→ **What the task asks**: Using the material below, count the lines that contain the word "channels" and report the number only.

(Beginning of Supplied records)

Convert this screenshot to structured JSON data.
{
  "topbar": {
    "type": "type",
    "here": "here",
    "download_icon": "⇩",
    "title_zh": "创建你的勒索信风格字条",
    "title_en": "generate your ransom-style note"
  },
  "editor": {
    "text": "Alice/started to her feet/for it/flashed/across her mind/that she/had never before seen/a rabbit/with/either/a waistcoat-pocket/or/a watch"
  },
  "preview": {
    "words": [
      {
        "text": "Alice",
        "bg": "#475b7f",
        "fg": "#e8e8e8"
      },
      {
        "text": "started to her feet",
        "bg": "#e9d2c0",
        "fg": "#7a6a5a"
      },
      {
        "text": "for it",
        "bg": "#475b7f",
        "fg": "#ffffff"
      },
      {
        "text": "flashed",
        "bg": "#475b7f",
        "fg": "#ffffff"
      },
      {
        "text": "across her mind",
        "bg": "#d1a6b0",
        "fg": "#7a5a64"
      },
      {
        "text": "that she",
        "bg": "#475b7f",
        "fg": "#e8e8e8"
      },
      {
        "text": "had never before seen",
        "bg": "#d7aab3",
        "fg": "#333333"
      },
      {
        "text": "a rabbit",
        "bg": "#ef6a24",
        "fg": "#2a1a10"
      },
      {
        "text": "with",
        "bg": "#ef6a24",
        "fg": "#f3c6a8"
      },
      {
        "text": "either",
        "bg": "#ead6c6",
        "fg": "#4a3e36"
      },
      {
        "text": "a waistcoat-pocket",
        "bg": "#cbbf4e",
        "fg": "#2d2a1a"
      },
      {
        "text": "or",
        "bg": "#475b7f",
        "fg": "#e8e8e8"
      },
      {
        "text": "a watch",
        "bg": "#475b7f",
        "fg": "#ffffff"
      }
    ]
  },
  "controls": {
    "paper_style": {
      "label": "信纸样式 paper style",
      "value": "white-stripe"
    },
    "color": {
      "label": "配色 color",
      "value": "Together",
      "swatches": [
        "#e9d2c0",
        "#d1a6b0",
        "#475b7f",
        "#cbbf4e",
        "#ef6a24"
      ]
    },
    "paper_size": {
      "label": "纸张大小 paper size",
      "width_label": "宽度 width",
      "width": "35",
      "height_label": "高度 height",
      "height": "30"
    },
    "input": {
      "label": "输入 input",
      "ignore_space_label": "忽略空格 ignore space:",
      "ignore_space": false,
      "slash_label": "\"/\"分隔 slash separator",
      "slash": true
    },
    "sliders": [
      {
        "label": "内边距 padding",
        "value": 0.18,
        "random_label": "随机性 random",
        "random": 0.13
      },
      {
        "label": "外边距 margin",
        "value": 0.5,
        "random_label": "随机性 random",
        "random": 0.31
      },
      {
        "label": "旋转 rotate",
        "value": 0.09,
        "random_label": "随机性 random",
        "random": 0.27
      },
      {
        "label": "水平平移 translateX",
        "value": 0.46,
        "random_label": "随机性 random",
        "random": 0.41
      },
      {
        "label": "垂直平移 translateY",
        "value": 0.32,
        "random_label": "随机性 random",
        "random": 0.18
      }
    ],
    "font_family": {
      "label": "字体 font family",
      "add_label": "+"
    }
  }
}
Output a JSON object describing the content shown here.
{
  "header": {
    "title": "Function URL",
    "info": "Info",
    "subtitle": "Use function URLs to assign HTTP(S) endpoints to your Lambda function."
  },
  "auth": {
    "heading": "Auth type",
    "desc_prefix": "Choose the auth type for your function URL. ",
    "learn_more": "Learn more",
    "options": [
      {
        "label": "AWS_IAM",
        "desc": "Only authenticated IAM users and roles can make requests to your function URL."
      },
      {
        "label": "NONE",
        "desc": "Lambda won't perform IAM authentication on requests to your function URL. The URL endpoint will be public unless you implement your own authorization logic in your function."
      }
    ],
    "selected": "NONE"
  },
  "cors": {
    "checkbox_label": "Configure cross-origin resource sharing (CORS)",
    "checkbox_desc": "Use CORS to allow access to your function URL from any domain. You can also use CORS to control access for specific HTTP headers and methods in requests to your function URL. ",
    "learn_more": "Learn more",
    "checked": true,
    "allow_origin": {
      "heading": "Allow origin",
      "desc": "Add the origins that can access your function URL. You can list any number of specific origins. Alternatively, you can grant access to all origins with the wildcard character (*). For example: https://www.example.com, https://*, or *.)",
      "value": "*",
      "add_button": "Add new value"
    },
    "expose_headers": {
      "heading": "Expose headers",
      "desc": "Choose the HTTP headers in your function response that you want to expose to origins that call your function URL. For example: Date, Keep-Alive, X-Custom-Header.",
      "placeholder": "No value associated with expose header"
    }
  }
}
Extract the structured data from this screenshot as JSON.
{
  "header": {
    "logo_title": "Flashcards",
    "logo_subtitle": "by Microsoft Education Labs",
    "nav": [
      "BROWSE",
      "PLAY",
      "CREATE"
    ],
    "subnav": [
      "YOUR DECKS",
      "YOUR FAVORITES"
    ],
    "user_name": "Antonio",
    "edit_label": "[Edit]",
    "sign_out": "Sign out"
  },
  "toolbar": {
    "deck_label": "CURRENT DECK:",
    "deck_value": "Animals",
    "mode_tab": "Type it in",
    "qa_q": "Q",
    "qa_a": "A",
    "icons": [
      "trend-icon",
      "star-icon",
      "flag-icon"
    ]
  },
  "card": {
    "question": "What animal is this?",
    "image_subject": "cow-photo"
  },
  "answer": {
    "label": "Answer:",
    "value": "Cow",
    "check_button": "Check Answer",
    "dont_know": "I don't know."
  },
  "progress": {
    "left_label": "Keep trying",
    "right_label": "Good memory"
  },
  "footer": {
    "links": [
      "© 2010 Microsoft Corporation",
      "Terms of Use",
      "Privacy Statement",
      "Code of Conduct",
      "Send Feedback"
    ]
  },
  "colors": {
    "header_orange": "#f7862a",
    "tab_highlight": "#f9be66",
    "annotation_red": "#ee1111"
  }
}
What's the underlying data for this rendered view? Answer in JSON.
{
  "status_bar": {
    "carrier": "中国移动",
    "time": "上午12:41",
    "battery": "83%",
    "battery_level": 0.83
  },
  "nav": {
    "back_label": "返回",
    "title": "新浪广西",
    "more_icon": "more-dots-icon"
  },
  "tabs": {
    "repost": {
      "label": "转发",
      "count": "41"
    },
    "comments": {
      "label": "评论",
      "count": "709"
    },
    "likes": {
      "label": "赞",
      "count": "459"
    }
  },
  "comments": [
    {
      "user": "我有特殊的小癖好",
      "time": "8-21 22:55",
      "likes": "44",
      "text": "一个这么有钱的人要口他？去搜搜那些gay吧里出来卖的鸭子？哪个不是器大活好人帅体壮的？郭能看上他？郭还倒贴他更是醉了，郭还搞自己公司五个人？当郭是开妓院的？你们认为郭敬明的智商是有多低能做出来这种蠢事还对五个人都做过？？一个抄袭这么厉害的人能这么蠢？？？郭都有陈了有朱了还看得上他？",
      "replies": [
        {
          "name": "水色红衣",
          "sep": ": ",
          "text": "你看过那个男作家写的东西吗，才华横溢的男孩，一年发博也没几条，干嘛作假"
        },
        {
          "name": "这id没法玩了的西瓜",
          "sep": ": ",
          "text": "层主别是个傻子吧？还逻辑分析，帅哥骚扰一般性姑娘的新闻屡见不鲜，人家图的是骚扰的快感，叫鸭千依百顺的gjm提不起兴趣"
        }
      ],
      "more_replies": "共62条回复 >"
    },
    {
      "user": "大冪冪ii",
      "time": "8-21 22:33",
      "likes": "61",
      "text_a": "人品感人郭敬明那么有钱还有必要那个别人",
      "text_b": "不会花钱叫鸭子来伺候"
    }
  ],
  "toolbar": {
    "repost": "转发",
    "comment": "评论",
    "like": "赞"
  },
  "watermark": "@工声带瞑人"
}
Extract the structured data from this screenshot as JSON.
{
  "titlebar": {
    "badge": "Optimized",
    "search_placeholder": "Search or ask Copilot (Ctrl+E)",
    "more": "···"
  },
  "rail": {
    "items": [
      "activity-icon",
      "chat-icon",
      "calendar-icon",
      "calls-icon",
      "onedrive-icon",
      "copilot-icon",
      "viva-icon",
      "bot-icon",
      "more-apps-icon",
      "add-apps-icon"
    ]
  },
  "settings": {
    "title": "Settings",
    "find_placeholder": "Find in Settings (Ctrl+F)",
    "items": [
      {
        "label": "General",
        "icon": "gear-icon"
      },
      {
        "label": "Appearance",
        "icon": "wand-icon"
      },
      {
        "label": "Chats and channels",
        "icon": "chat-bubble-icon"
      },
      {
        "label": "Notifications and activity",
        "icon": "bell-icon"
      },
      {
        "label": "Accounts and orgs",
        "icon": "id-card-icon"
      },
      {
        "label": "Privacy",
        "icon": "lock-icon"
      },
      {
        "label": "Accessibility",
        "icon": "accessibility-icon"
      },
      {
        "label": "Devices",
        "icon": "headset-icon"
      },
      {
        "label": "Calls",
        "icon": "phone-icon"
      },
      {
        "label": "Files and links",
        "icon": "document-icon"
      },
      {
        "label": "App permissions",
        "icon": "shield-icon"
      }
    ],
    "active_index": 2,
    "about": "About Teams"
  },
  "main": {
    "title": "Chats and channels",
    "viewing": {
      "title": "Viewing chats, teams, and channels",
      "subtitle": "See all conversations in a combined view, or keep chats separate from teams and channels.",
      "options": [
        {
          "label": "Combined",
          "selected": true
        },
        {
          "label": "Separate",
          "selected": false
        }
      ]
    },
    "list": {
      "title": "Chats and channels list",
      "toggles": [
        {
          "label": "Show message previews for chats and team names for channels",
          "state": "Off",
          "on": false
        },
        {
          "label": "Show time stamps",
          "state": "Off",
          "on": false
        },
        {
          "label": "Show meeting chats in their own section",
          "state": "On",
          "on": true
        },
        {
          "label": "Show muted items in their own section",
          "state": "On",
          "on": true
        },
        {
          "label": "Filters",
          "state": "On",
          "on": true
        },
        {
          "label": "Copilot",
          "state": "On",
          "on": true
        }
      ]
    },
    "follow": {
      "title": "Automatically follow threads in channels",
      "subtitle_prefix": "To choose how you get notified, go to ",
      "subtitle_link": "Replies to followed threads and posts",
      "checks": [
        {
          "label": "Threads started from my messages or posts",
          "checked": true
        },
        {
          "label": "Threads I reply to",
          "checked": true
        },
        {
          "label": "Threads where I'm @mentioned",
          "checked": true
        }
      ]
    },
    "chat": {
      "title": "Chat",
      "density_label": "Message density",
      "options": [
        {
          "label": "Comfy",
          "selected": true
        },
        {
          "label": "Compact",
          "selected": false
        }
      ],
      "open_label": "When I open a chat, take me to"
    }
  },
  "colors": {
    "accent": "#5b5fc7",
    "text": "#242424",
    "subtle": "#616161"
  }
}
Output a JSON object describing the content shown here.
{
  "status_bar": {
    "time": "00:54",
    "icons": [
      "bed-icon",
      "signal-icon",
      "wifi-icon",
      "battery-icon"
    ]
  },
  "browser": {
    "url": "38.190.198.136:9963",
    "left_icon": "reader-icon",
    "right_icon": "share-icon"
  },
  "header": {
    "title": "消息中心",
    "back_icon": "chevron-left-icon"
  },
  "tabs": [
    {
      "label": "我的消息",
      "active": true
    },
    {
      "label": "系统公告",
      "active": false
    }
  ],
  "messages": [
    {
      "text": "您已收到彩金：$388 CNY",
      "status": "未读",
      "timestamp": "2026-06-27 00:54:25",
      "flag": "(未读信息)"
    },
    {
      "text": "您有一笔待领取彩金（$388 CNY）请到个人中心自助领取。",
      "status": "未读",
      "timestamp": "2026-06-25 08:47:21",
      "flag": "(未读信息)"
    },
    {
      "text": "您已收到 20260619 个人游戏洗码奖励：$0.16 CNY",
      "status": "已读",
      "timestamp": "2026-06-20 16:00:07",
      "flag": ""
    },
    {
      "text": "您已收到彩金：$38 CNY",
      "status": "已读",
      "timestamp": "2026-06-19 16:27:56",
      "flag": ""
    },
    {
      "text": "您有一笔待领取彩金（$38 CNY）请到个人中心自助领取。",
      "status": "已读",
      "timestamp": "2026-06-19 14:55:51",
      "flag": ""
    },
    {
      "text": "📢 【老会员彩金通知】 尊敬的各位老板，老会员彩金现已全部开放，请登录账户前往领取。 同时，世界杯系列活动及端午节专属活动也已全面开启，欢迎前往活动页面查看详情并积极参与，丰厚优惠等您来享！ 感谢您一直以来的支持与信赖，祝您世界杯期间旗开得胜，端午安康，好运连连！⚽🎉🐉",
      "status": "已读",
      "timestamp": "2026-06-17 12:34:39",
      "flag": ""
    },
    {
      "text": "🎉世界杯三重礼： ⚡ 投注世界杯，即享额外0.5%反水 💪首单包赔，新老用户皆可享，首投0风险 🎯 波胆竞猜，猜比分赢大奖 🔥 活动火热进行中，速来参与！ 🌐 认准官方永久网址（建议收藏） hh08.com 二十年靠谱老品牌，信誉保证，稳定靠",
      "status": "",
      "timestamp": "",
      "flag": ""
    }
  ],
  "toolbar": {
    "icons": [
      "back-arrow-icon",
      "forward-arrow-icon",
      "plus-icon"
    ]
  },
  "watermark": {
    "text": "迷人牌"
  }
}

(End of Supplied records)

→ **Finished task**: 7